While protests were raised in Europe, many others demonstrated against Covid. Virologists, epidemiologists, front-line workers and virologists treating Covid patients have found myth-spreading to be a persistent problem.

One person holds a sign during protests against mandatory coronavirus disease vaccines (COVID-19), in New York on September 27, 2021.

David ‘Dee’ Delgado | Reuters

It’s ‘not over’

Tedros Adhanom Ghebreyesus (Director General of WHO) stated on Thursday that while reported deaths and incidences are falling globally and several countries have relaxed restrictions, the pandemic was still far from ending.

Tedros reiterated Thursday’s WHO mantra about Covid that it “will not end anywhere until it ends everywhere” in a tweet. He said that the WHO is concerned by the fact that testing has been reduced in many countries, which “inhibits the ability of our ability to determine where and how the virus spreads and evolves.”

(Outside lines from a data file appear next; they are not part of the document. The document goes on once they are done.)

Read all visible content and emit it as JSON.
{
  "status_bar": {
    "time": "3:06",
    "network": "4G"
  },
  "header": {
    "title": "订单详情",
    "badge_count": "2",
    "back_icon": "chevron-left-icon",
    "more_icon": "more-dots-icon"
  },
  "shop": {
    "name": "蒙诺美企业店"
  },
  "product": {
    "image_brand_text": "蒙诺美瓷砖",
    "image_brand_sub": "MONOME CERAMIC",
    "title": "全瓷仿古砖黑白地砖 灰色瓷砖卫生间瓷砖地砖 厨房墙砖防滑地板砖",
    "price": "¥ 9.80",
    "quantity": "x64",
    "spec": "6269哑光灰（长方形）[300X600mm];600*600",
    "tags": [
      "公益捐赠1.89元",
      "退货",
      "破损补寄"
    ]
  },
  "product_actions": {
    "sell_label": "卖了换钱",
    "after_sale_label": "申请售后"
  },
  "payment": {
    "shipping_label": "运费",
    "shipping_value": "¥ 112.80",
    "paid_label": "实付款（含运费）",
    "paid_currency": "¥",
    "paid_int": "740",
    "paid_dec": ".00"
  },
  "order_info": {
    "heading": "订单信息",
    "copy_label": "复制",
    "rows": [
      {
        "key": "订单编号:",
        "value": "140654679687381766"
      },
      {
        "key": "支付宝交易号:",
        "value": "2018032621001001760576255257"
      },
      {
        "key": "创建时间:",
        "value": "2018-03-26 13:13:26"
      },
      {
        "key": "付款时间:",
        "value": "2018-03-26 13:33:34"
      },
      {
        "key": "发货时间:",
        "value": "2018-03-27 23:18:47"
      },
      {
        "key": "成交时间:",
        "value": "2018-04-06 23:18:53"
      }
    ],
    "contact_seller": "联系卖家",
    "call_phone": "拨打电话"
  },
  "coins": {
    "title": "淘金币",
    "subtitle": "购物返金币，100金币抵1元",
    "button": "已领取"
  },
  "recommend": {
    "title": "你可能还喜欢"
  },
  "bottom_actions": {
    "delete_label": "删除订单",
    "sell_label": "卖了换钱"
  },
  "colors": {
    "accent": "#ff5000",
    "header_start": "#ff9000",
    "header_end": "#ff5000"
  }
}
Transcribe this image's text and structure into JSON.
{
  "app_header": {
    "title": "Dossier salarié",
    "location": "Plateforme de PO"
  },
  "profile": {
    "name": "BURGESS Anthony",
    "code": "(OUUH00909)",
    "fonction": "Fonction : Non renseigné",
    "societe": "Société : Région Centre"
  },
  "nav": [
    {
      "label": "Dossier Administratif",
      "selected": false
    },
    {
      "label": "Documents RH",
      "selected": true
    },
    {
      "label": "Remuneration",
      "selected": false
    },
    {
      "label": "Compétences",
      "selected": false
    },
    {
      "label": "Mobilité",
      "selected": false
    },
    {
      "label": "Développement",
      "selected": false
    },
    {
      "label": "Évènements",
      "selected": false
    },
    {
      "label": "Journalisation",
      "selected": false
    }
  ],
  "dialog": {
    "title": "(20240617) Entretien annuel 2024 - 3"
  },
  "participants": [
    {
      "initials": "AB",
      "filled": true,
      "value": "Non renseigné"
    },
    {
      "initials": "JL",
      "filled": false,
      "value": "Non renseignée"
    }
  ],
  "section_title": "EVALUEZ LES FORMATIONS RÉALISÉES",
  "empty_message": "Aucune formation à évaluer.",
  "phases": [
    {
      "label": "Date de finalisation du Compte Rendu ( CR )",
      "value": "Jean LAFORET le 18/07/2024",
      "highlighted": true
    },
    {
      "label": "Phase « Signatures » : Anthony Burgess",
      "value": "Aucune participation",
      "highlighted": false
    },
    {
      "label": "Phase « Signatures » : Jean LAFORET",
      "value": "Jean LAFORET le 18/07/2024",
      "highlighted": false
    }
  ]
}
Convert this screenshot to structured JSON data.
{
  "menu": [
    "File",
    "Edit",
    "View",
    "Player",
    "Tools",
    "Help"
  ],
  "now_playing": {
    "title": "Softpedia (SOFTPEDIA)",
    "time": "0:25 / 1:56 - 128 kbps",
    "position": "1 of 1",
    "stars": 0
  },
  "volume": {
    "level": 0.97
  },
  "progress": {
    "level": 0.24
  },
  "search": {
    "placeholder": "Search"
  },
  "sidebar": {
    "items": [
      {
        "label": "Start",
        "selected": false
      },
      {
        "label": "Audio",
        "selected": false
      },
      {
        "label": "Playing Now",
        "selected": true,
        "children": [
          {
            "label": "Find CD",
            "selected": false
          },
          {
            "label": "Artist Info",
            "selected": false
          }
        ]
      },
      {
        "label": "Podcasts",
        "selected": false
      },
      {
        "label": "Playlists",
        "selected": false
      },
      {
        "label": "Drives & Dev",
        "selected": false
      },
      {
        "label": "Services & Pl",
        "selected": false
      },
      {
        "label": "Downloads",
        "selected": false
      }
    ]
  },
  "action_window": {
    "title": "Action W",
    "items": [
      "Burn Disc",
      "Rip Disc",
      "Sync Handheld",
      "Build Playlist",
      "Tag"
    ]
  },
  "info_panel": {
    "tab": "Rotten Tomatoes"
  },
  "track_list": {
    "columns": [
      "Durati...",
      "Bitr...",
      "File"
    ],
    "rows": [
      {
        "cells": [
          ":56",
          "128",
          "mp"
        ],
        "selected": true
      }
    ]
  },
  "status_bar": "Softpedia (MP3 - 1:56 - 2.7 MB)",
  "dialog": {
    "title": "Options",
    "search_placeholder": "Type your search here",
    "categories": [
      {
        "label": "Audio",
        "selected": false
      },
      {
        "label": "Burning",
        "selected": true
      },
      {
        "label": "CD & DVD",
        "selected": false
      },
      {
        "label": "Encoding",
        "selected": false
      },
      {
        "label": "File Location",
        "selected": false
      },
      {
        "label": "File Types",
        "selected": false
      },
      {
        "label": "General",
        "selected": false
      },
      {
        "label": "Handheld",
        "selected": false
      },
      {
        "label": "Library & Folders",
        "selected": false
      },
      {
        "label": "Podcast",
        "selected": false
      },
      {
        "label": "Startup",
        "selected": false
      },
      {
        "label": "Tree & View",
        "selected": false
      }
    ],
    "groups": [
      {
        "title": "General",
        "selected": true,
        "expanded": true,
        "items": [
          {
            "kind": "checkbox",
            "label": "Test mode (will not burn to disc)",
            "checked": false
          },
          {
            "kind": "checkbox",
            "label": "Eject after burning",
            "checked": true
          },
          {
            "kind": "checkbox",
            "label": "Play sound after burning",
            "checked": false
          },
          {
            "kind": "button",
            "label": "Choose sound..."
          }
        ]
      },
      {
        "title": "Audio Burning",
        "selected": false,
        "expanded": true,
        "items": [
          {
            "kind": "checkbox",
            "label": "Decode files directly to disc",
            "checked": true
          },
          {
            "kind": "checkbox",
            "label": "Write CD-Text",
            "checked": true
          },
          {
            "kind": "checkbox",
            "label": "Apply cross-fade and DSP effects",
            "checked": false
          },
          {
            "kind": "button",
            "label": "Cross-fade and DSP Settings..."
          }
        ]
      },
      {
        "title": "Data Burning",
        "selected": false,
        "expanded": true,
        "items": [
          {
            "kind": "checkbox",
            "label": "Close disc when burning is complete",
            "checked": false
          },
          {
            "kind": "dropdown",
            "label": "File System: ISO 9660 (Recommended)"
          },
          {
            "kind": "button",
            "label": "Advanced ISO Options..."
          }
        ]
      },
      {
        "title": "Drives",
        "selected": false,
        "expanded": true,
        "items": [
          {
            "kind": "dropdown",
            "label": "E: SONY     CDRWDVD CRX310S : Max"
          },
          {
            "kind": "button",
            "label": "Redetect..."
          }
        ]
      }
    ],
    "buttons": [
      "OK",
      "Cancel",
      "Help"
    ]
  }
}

The government of the U.K. has decided to end all lateral flow testing on April 1. This is worrying for public health professionals who say that cases have been rising among older people due to increased socialization and the wear-off of booster jabs. However, it is not clear if booster shots may be continued to occur.